This homemade bubble solution is amazing and simple! Beth R. Davis, the author of Hands-On Science & Math, is sharing how to make your own bubbles as well as a simple activity to do that will have your kids learning all kinds of math and science! Stay tuned – I’m partnering with Beth and her publisher, Gryphon House, and will have a giveaway of her book tomorrow!
Summer is a great time to play outside and have fun investigations. Like many parents, one of my kids’ favorite summertime toys was a simple one: bubbles!
Try turning this fun diversion into an opportunity to bring in some science with my easy bubbles activity, which teaches kids all about air – in the bubbles, in our lungs, and all around us.
I just love this activity because kids are so fascinated with bubbles. Bubbles seem to magically appear with a straw or bubble wand. They reflect their surroundings, have swirls of color like a big marble, and float delicately in the air until they pop. In my science classroom, bubbles get the little kids completely engaged. Even those preschoolers who tend to daydream are able to focus as they learn to regulate their breathing to make bubbles that are just the right size.
This activity was developed for a classroom, but it is appropriate at home with just one or two kids. Perform this activity as shown, or use these variations:
If you don’t have plastic trays, use clean plastic or Styrofoam meat trays or plastic plates.
Experiment using straws with openings of different sizes, such as the tiny ones used to stir coffee or the wide ones used for milk shakes.
If you are worried about the kids inhaling instead of exhaling, simply puncture a tiny hole on the side of the straw. They won’t be able to suck up the soap mixture.
Understanding Air and Blowing Bubbles
Explain to the children that air is all around us. We cannot see air because it is a gas. We can see when objects outside, such as trees or flags, blow back and forth, because wind is moving the air. Most livin things need air to survive. Humans have lungs inside their bodies that assist with breathing. When we breathe, we inhale (breathe in) a gas called oxygen into our lungs. We exhale (breathe out) another gas called carbon dioxide.

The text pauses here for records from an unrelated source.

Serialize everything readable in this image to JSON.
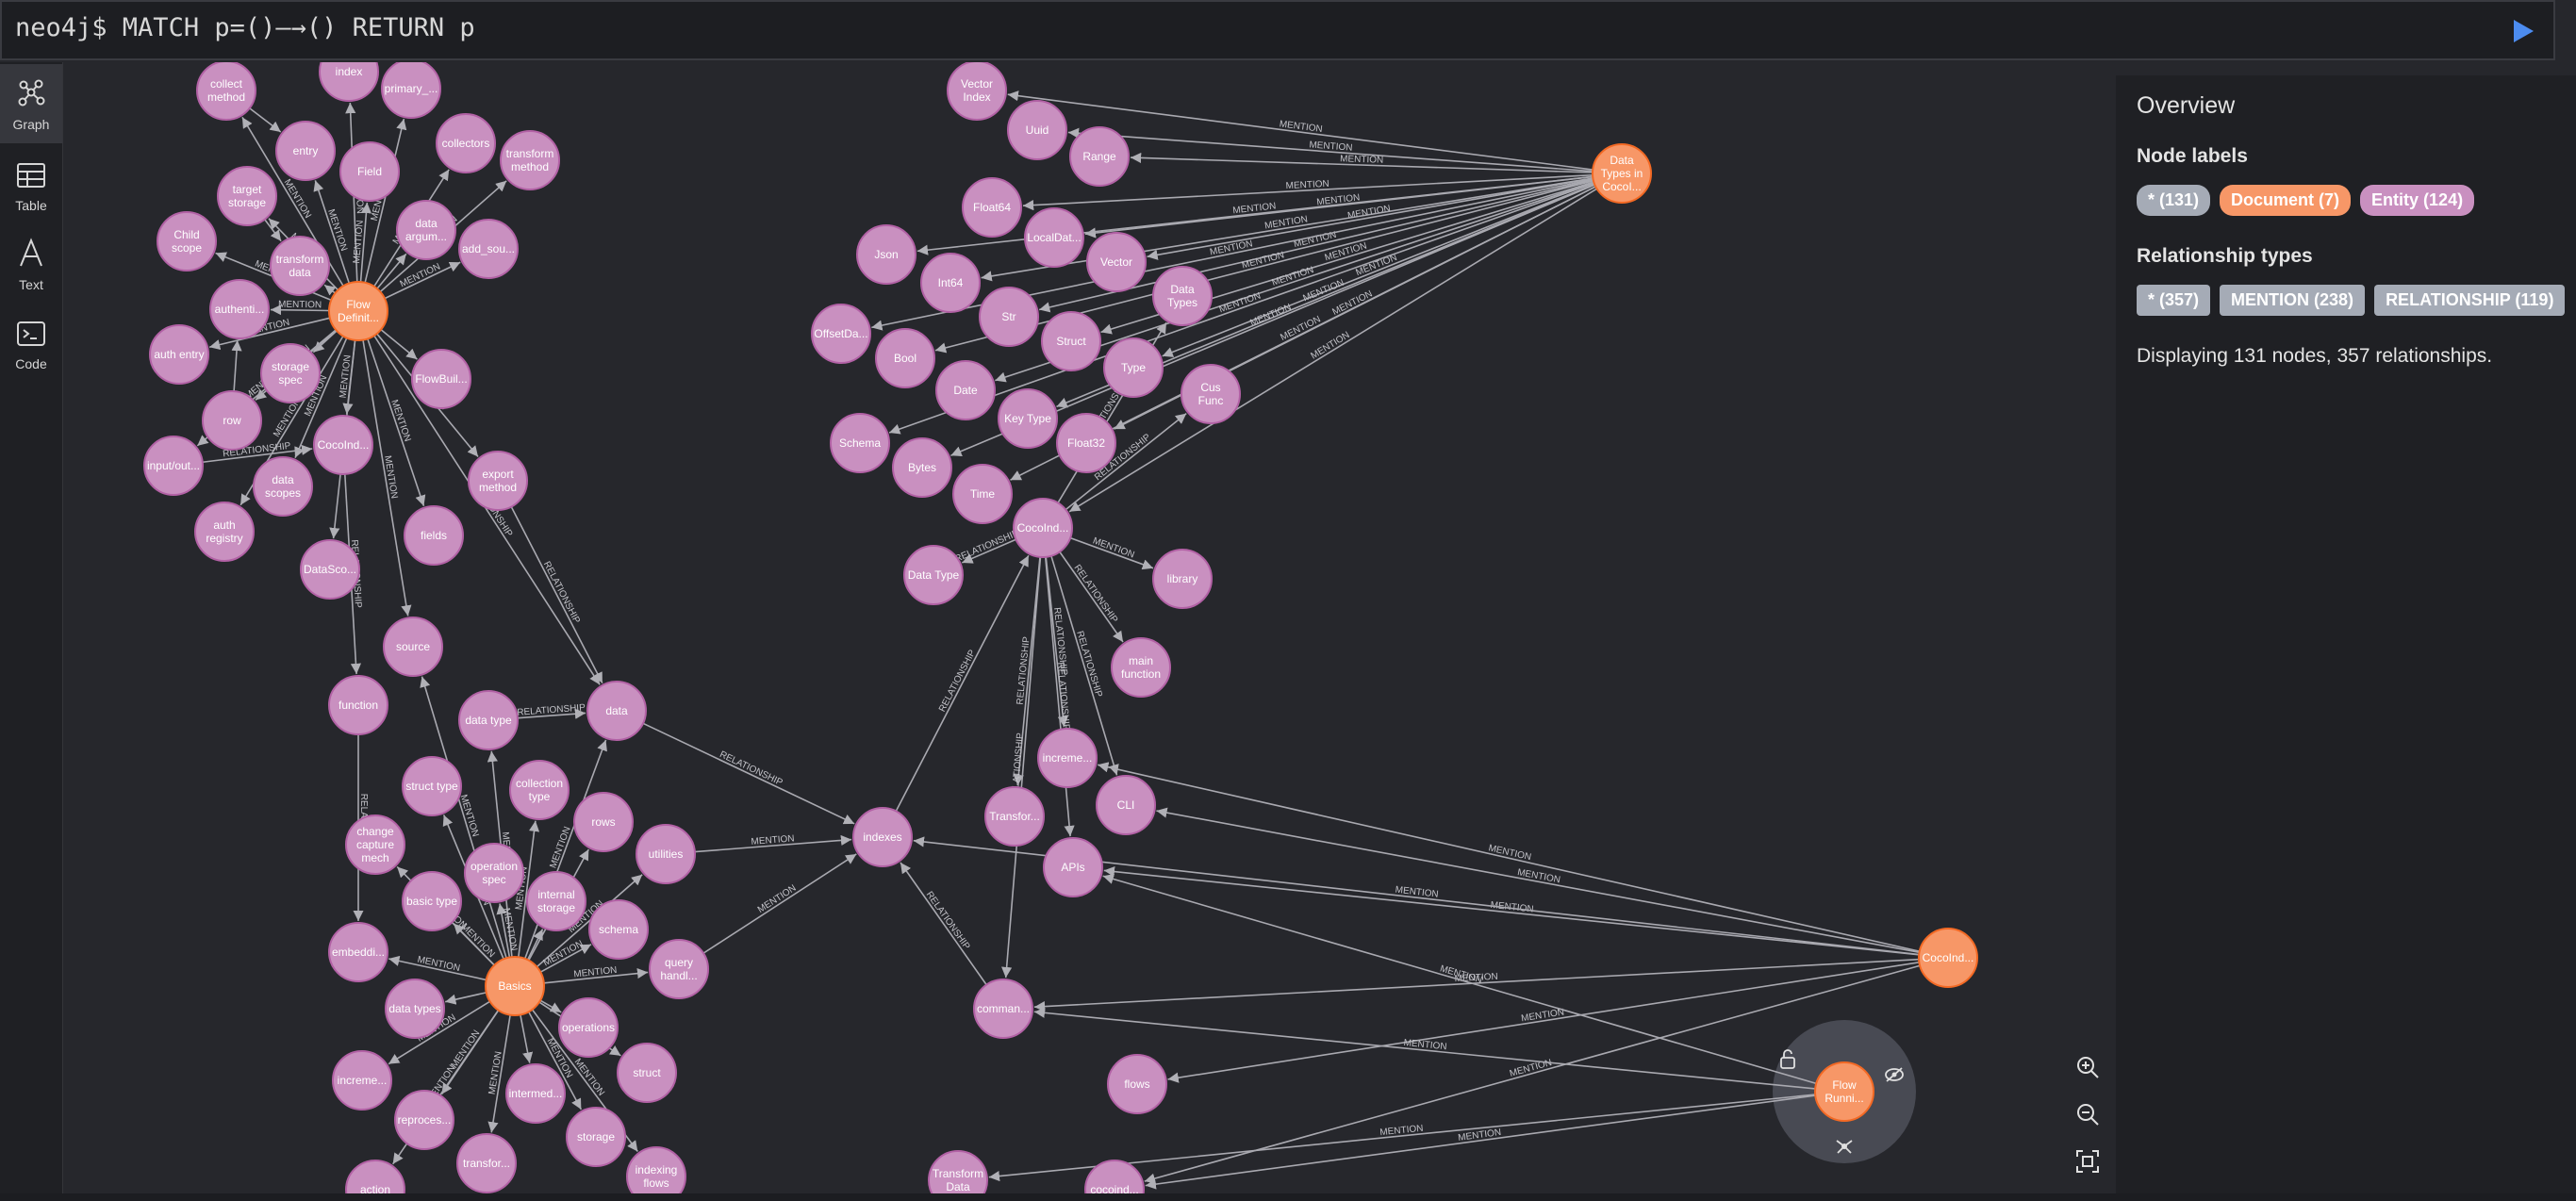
{
  "query": {
    "prompt": "neo4j$ ",
    "text": "MATCH p=()—→() RETURN p",
    "run_icon": "play-icon",
    "run_color": "#4c8cf0"
  },
  "sidebar": {
    "items": [
      {
        "label": "Graph",
        "icon": "graph-icon",
        "active": true
      },
      {
        "label": "Table",
        "icon": "table-icon",
        "active": false
      },
      {
        "label": "Text",
        "icon": "text-icon",
        "active": false
      },
      {
        "label": "Code",
        "icon": "code-icon",
        "active": false
      }
    ]
  },
  "overview": {
    "title": "Overview",
    "node_labels_heading": "Node labels",
    "node_labels": [
      {
        "text": "* (131)",
        "color": "#a5abb6"
      },
      {
        "text": "Document (7)",
        "color": "#f79767"
      },
      {
        "text": "Entity (124)",
        "color": "#c990c0"
      }
    ],
    "rel_types_heading": "Relationship types",
    "rel_types": [
      {
        "text": "* (357)",
        "color": "#a5abb6"
      },
      {
        "text": "MENTION (238)",
        "color": "#a5abb6"
      },
      {
        "text": "RELATIONSHIP (119)",
        "color": "#a5abb6"
      }
    ],
    "summary": "Displaying 131 nodes, 357 relationships."
  },
  "colors": {
    "document": "#f79767",
    "entity": "#c990c0",
    "edge": "#a9a9b0",
    "background": "#26272c"
  },
  "graph": {
    "nodes": [
      {
        "id": "flowdef",
        "label": "Flow\nDefinit...",
        "type": "document"
      },
      {
        "id": "basics",
        "label": "Basics",
        "type": "document"
      },
      {
        "id": "datatypes",
        "label": "Data\nTypes in\nCocoI...",
        "type": "document"
      },
      {
        "id": "cocoind2",
        "label": "CocoInd...",
        "type": "document"
      },
      {
        "id": "flowrun",
        "label": "Flow\nRunni...",
        "type": "document"
      },
      {
        "id": "collect",
        "label": "collect\nmethod",
        "type": "entity"
      },
      {
        "id": "index",
        "label": "index",
        "type": "entity"
      },
      {
        "id": "primary",
        "label": "primary_...",
        "type": "entity"
      },
      {
        "id": "entry",
        "label": "entry",
        "type": "entity"
      },
      {
        "id": "field",
        "label": "Field",
        "type": "entity"
      },
      {
        "id": "collectors",
        "label": "collectors",
        "type": "entity"
      },
      {
        "id": "transform",
        "label": "transform\nmethod",
        "type": "entity"
      },
      {
        "id": "target",
        "label": "target\nstorage",
        "type": "entity"
      },
      {
        "id": "dataarg",
        "label": "data\nargum...",
        "type": "entity"
      },
      {
        "id": "addsou",
        "label": "add_sou...",
        "type": "entity"
      },
      {
        "id": "childscope",
        "label": "Child\nscope",
        "type": "entity"
      },
      {
        "id": "transdata",
        "label": "transform\ndata",
        "type": "entity"
      },
      {
        "id": "authenti",
        "label": "authenti...",
        "type": "entity"
      },
      {
        "id": "authentry",
        "label": "auth entry",
        "type": "entity"
      },
      {
        "id": "storagespec",
        "label": "storage\nspec",
        "type": "entity"
      },
      {
        "id": "flowbuil",
        "label": "FlowBuil...",
        "type": "entity"
      },
      {
        "id": "row",
        "label": "row",
        "type": "entity"
      },
      {
        "id": "cocoind1",
        "label": "CocoInd...",
        "type": "entity"
      },
      {
        "id": "inputout",
        "label": "input/out...",
        "type": "entity"
      },
      {
        "id": "datascopes",
        "label": "data\nscopes",
        "type": "entity"
      },
      {
        "id": "authreg",
        "label": "auth\nregistry",
        "type": "entity"
      },
      {
        "id": "export",
        "label": "export\nmethod",
        "type": "entity"
      },
      {
        "id": "fields",
        "label": "fields",
        "type": "entity"
      },
      {
        "id": "datasco",
        "label": "DataSco...",
        "type": "entity"
      },
      {
        "id": "source",
        "label": "source",
        "type": "entity"
      },
      {
        "id": "function",
        "label": "function",
        "type": "entity"
      },
      {
        "id": "datatype",
        "label": "data type",
        "type": "entity"
      },
      {
        "id": "data",
        "label": "data",
        "type": "entity"
      },
      {
        "id": "colltype",
        "label": "collection\ntype",
        "type": "entity"
      },
      {
        "id": "structtype",
        "label": "struct type",
        "type": "entity"
      },
      {
        "id": "rows",
        "label": "rows",
        "type": "entity"
      },
      {
        "id": "changecap",
        "label": "change\ncapture\nmech",
        "type": "entity"
      },
      {
        "id": "opspec",
        "label": "operation\nspec",
        "type": "entity"
      },
      {
        "id": "utilities",
        "label": "utilities",
        "type": "entity"
      },
      {
        "id": "basictype",
        "label": "basic type",
        "type": "entity"
      },
      {
        "id": "internal",
        "label": "internal\nstorage",
        "type": "entity"
      },
      {
        "id": "schema",
        "label": "schema",
        "type": "entity"
      },
      {
        "id": "embeddi",
        "label": "embeddi...",
        "type": "entity"
      },
      {
        "id": "queryhand",
        "label": "query\nhandl...",
        "type": "entity"
      },
      {
        "id": "datatypes2",
        "label": "data types",
        "type": "entity"
      },
      {
        "id": "operations",
        "label": "operations",
        "type": "entity"
      },
      {
        "id": "struct",
        "label": "struct",
        "type": "entity"
      },
      {
        "id": "increme1",
        "label": "increme...",
        "type": "entity"
      },
      {
        "id": "intermed",
        "label": "intermed...",
        "type": "entity"
      },
      {
        "id": "reproces",
        "label": "reproces...",
        "type": "entity"
      },
      {
        "id": "storage",
        "label": "storage",
        "type": "entity"
      },
      {
        "id": "transfor1",
        "label": "transfor...",
        "type": "entity"
      },
      {
        "id": "indexing",
        "label": "indexing\nflows",
        "type": "entity"
      },
      {
        "id": "action",
        "label": "action",
        "type": "entity"
      },
      {
        "id": "indexes",
        "label": "indexes",
        "type": "entity"
      },
      {
        "id": "vectorindex",
        "label": "Vector\nIndex",
        "type": "entity"
      },
      {
        "id": "uuid",
        "label": "Uuid",
        "type": "entity"
      },
      {
        "id": "range",
        "label": "Range",
        "type": "entity"
      },
      {
        "id": "float64",
        "label": "Float64",
        "type": "entity"
      },
      {
        "id": "localdat",
        "label": "LocalDat...",
        "type": "entity"
      },
      {
        "id": "json",
        "label": "Json",
        "type": "entity"
      },
      {
        "id": "vector",
        "label": "Vector",
        "type": "entity"
      },
      {
        "id": "int64",
        "label": "Int64",
        "type": "entity"
      },
      {
        "id": "datatypesR",
        "label": "Data\nTypes",
        "type": "entity"
      },
      {
        "id": "str",
        "label": "Str",
        "type": "entity"
      },
      {
        "id": "offsetda",
        "label": "OffsetDa...",
        "type": "entity"
      },
      {
        "id": "structR",
        "label": "Struct",
        "type": "entity"
      },
      {
        "id": "bool",
        "label": "Bool",
        "type": "entity"
      },
      {
        "id": "type",
        "label": "Type",
        "type": "entity"
      },
      {
        "id": "date",
        "label": "Date",
        "type": "entity"
      },
      {
        "id": "cusfunc",
        "label": "Cus\nFunc",
        "type": "entity"
      },
      {
        "id": "keytype",
        "label": "Key Type",
        "type": "entity"
      },
      {
        "id": "schemaR",
        "label": "Schema",
        "type": "entity"
      },
      {
        "id": "float32",
        "label": "Float32",
        "type": "entity"
      },
      {
        "id": "bytes",
        "label": "Bytes",
        "type": "entity"
      },
      {
        "id": "time",
        "label": "Time",
        "type": "entity"
      },
      {
        "id": "cocoind3",
        "label": "CocoInd...",
        "type": "entity"
      },
      {
        "id": "library",
        "label": "library",
        "type": "entity"
      },
      {
        "id": "datatypeR",
        "label": "Data Type",
        "type": "entity"
      },
      {
        "id": "mainfunc",
        "label": "main\nfunction",
        "type": "entity"
      },
      {
        "id": "increme2",
        "label": "increme...",
        "type": "entity"
      },
      {
        "id": "transfor2",
        "label": "Transfor...",
        "type": "entity"
      },
      {
        "id": "cli",
        "label": "CLI",
        "type": "entity"
      },
      {
        "id": "apis",
        "label": "APIs",
        "type": "entity"
      },
      {
        "id": "comman",
        "label": "comman...",
        "type": "entity"
      },
      {
        "id": "flows",
        "label": "flows",
        "type": "entity"
      },
      {
        "id": "transdata2",
        "label": "Transform\nData",
        "type": "entity"
      },
      {
        "id": "cocoind4",
        "label": "cocoind...",
        "type": "entity"
      }
    ],
    "edges": [
      {
        "s": "flowdef",
        "t": "collect",
        "l": "MENTION"
      },
      {
        "s": "flowdef",
        "t": "index",
        "l": "MENTION"
      },
      {
        "s": "flowdef",
        "t": "primary",
        "l": "MENTION"
      },
      {
        "s": "flowdef",
        "t": "entry",
        "l": "MENTION"
      },
      {
        "s": "flowdef",
        "t": "field",
        "l": "MENTION"
      },
      {
        "s": "flowdef",
        "t": "collectors",
        "l": "MENTION"
      },
      {
        "s": "flowdef",
        "t": "transform",
        "l": "MENTION"
      },
      {
        "s": "flowdef",
        "t": "target",
        "l": "MENTION"
      },
      {
        "s": "flowdef",
        "t": "dataarg",
        "l": "MENTION"
      },
      {
        "s": "flowdef",
        "t": "addsou",
        "l": "MENTION"
      },
      {
        "s": "flowdef",
        "t": "childscope",
        "l": "MENTION"
      },
      {
        "s": "flowdef",
        "t": "transdata",
        "l": "MENTION"
      },
      {
        "s": "flowdef",
        "t": "authenti",
        "l": "MENTION"
      },
      {
        "s": "flowdef",
        "t": "authentry",
        "l": "MENTION"
      },
      {
        "s": "flowdef",
        "t": "storagespec",
        "l": "MENTION"
      },
      {
        "s": "flowdef",
        "t": "flowbuil",
        "l": "MENTION"
      },
      {
        "s": "flowdef",
        "t": "row",
        "l": "MENTION"
      },
      {
        "s": "flowdef",
        "t": "cocoind1",
        "l": "MENTION"
      },
      {
        "s": "flowdef",
        "t": "inputout",
        "l": "MENTION"
      },
      {
        "s": "flowdef",
        "t": "datascopes",
        "l": "MENTION"
      },
      {
        "s": "flowdef",
        "t": "authreg",
        "l": "MENTION"
      },
      {
        "s": "flowdef",
        "t": "export",
        "l": "MENTION"
      },
      {
        "s": "flowdef",
        "t": "fields",
        "l": "MENTION"
      },
      {
        "s": "flowdef",
        "t": "datasco",
        "l": "MENTION"
      },
      {
        "s": "flowdef",
        "t": "source",
        "l": "MENTION"
      },
      {
        "s": "flowdef",
        "t": "data",
        "l": "RELATIONSHIP"
      },
      {
        "s": "collect",
        "t": "entry",
        "l": "RELATIONSHIP"
      },
      {
        "s": "target",
        "t": "transdata",
        "l": "RELATIONSHIP"
      },
      {
        "s": "row",
        "t": "authenti",
        "l": "RELATIONSHIP"
      },
      {
        "s": "inputout",
        "t": "cocoind1",
        "l": "RELATIONSHIP"
      },
      {
        "s": "cocoind1",
        "t": "function",
        "l": "RELATIONSHIP"
      },
      {
        "s": "export",
        "t": "data",
        "l": "RELATIONSHIP"
      },
      {
        "s": "function",
        "t": "embeddi",
        "l": "RELATIONSHIP"
      },
      {
        "s": "basics",
        "t": "datatype",
        "l": "MENTION"
      },
      {
        "s": "basics",
        "t": "data",
        "l": "MENTION"
      },
      {
        "s": "basics",
        "t": "colltype",
        "l": "MENTION"
      },
      {
        "s": "basics",
        "t": "structtype",
        "l": "MENTION"
      },
      {
        "s": "basics",
        "t": "rows",
        "l": "MENTION"
      },
      {
        "s": "basics",
        "t": "changecap",
        "l": "MENTION"
      },
      {
        "s": "basics",
        "t": "opspec",
        "l": "MENTION"
      },
      {
        "s": "basics",
        "t": "utilities",
        "l": "MENTION"
      },
      {
        "s": "basics",
        "t": "basictype",
        "l": "MENTION"
      },
      {
        "s": "basics",
        "t": "internal",
        "l": "MENTION"
      },
      {
        "s": "basics",
        "t": "schema",
        "l": "MENTION"
      },
      {
        "s": "basics",
        "t": "embeddi",
        "l": "MENTION"
      },
      {
        "s": "basics",
        "t": "queryhand",
        "l": "MENTION"
      },
      {
        "s": "basics",
        "t": "datatypes2",
        "l": "MENTION"
      },
      {
        "s": "basics",
        "t": "operations",
        "l": "MENTION"
      },
      {
        "s": "basics",
        "t": "struct",
        "l": "MENTION"
      },
      {
        "s": "basics",
        "t": "increme1",
        "l": "MENTION"
      },
      {
        "s": "basics",
        "t": "intermed",
        "l": "MENTION"
      },
      {
        "s": "basics",
        "t": "reproces",
        "l": "MENTION"
      },
      {
        "s": "basics",
        "t": "storage",
        "l": "MENTION"
      },
      {
        "s": "basics",
        "t": "transfor1",
        "l": "MENTION"
      },
      {
        "s": "basics",
        "t": "indexing",
        "l": "MENTION"
      },
      {
        "s": "basics",
        "t": "action",
        "l": "MENTION"
      },
      {
        "s": "basics",
        "t": "source",
        "l": "MENTION"
      },
      {
        "s": "datatype",
        "t": "data",
        "l": "RELATIONSHIP"
      },
      {
        "s": "utilities",
        "t": "indexes",
        "l": "MENTION"
      },
      {
        "s": "queryhand",
        "t": "indexes",
        "l": "MENTION"
      },
      {
        "s": "data",
        "t": "indexes",
        "l": "RELATIONSHIP"
      },
      {
        "s": "indexes",
        "t": "cocoind3",
        "l": "RELATIONSHIP"
      },
      {
        "s": "datatypes",
        "t": "vectorindex",
        "l": "MENTION"
      },
      {
        "s": "datatypes",
        "t": "uuid",
        "l": "MENTION"
      },
      {
        "s": "datatypes",
        "t": "range",
        "l": "MENTION"
      },
      {
        "s": "datatypes",
        "t": "float64",
        "l": "MENTION"
      },
      {
        "s": "datatypes",
        "t": "localdat",
        "l": "MENTION"
      },
      {
        "s": "datatypes",
        "t": "json",
        "l": "MENTION"
      },
      {
        "s": "datatypes",
        "t": "vector",
        "l": "MENTION"
      },
      {
        "s": "datatypes",
        "t": "int64",
        "l": "MENTION"
      },
      {
        "s": "datatypes",
        "t": "str",
        "l": "MENTION"
      },
      {
        "s": "datatypes",
        "t": "offsetda",
        "l": "MENTION"
      },
      {
        "s": "datatypes",
        "t": "structR",
        "l": "MENTION"
      },
      {
        "s": "datatypes",
        "t": "bool",
        "l": "MENTION"
      },
      {
        "s": "datatypes",
        "t": "type",
        "l": "MENTION"
      },
      {
        "s": "datatypes",
        "t": "date",
        "l": "MENTION"
      },
      {
        "s": "datatypes",
        "t": "keytype",
        "l": "MENTION"
      },
      {
        "s": "datatypes",
        "t": "schemaR",
        "l": "MENTION"
      },
      {
        "s": "datatypes",
        "t": "float32",
        "l": "MENTION"
      },
      {
        "s": "datatypes",
        "t": "bytes",
        "l": "MENTION"
      },
      {
        "s": "datatypes",
        "t": "time",
        "l": "MENTION"
      },
      {
        "s": "datatypes",
        "t": "cocoind3",
        "l": "MENTION"
      },
      {
        "s": "cocoind3",
        "t": "datatypeR",
        "l": "RELATIONSHIP"
      },
      {
        "s": "cocoind3",
        "t": "library",
        "l": "MENTION"
      },
      {
        "s": "cocoind3",
        "t": "mainfunc",
        "l": "RELATIONSHIP"
      },
      {
        "s": "cocoind3",
        "t": "increme2",
        "l": "RELATIONSHIP"
      },
      {
        "s": "cocoind3",
        "t": "transfor2",
        "l": "RELATIONSHIP"
      },
      {
        "s": "cocoind3",
        "t": "cli",
        "l": "RELATIONSHIP"
      },
      {
        "s": "cocoind3",
        "t": "apis",
        "l": "RELATIONSHIP"
      },
      {
        "s": "cocoind3",
        "t": "comman",
        "l": "RELATIONSHIP"
      },
      {
        "s": "cocoind3",
        "t": "datatypesR",
        "l": "RELATIONSHIP"
      },
      {
        "s": "cocoind3",
        "t": "cusfunc",
        "l": "RELATIONSHIP"
      },
      {
        "s": "cocoind2",
        "t": "cli",
        "l": "MENTION"
      },
      {
        "s": "cocoind2",
        "t": "apis",
        "l": "MENTION"
      },
      {
        "s": "cocoind2",
        "t": "increme2",
        "l": "MENTION"
      },
      {
        "s": "cocoind2",
        "t": "comman",
        "l": "MENTION"
      },
      {
        "s": "cocoind2",
        "t": "flows",
        "l": "MENTION"
      },
      {
        "s": "cocoind2",
        "t": "indexes",
        "l": "MENTION"
      },
      {
        "s": "cocoind2",
        "t": "cocoind4",
        "l": "MENTION"
      },
      {
        "s": "flowrun",
        "t": "comman",
        "l": "MENTION"
      },
      {
        "s": "flowrun",
        "t": "transdata2",
        "l": "MENTION"
      },
      {
        "s": "flowrun",
        "t": "cocoind4",
        "l": "MENTION"
      },
      {
        "s": "flowrun",
        "t": "apis",
        "l": "MENTION"
      },
      {
        "s": "comman",
        "t": "indexes",
        "l": "RELATIONSHIP"
      }
    ]
  }
}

To demonstrate, have the child place his hand on his chest. Instruct him to take a deep breath in and then exhale. Point out how his chest moves up and down as he inhales and exhales.
You can also discuss the concept of inflating a balloon. We exhale air into the balloon. That air takes up space. We can see that when the balloon grows from the air.
Materials to make bubbles:
- Light corn syrup
- Liquid dish soap (Dawn is best for this.)
- Small trays
- Drinking straws
Make a Simple Bubble Solution!
I like to use 3 tablespoons of light corn syrup for every 1 cup of Dawn dish soap.
Learning with Bubbles
Pass out a straw to each child. Have the children practice blowing air into the straws. They can feel the air coming out the other ends by placing their hands at the ends of their straws.
Explain the difference between inhaling and exhaling through the straw: When you drink out of a straw, you inhale or draw the beverage into the straw. When you exhale, you are blowing out.
Pass out a small tray to each child. Pour about 2 tablespoons of the bubble solution on each tray.
Demonstrate placing a straw in the bubble solution on the tray.
Gently blow, and watch as the bubble grows in size.
If the children have difficulty blowing bubbles, show them how to stir the bubble solution with the end of the straw to make teeny tiny bubbles. Then, by placing the straw inside the tiny bubbles, they can blow softly to make them bigger. Once they get the hang of making one bubble, challenge them to see how many bubbles they can make on their trays.
The key to blowing great bubbles is to blow gently.
Extend the learning!
Have the children count how many bubbles they can make on one tray before the bubbles pop.
Use this activity to support teaching kids ways to keep calm through breathing. Teach them to inhale deeply and to exhale slowly. Simply having children take time to inhale and exhale will relax and help keep them focused.
For younger children (3 to 4 year olds), have them hold their arms outstretched as if they were holding a birthday cake. Encourage them to take deep breaths. As they exhale, they can pretend to blow out the candles on the cake. Integrate math by having them count down as they blow out the pretend candles one at a time. Start with six candles on the imaginary cake, and with each breath, count backward until they blow them all out.
Get more activities in my new book, Hands-On Science and Math: Fun, Fascinating Activities for Young Children, available at GryphonHouse.com.
You can also visit my blog HandsonMindsonEducation.com.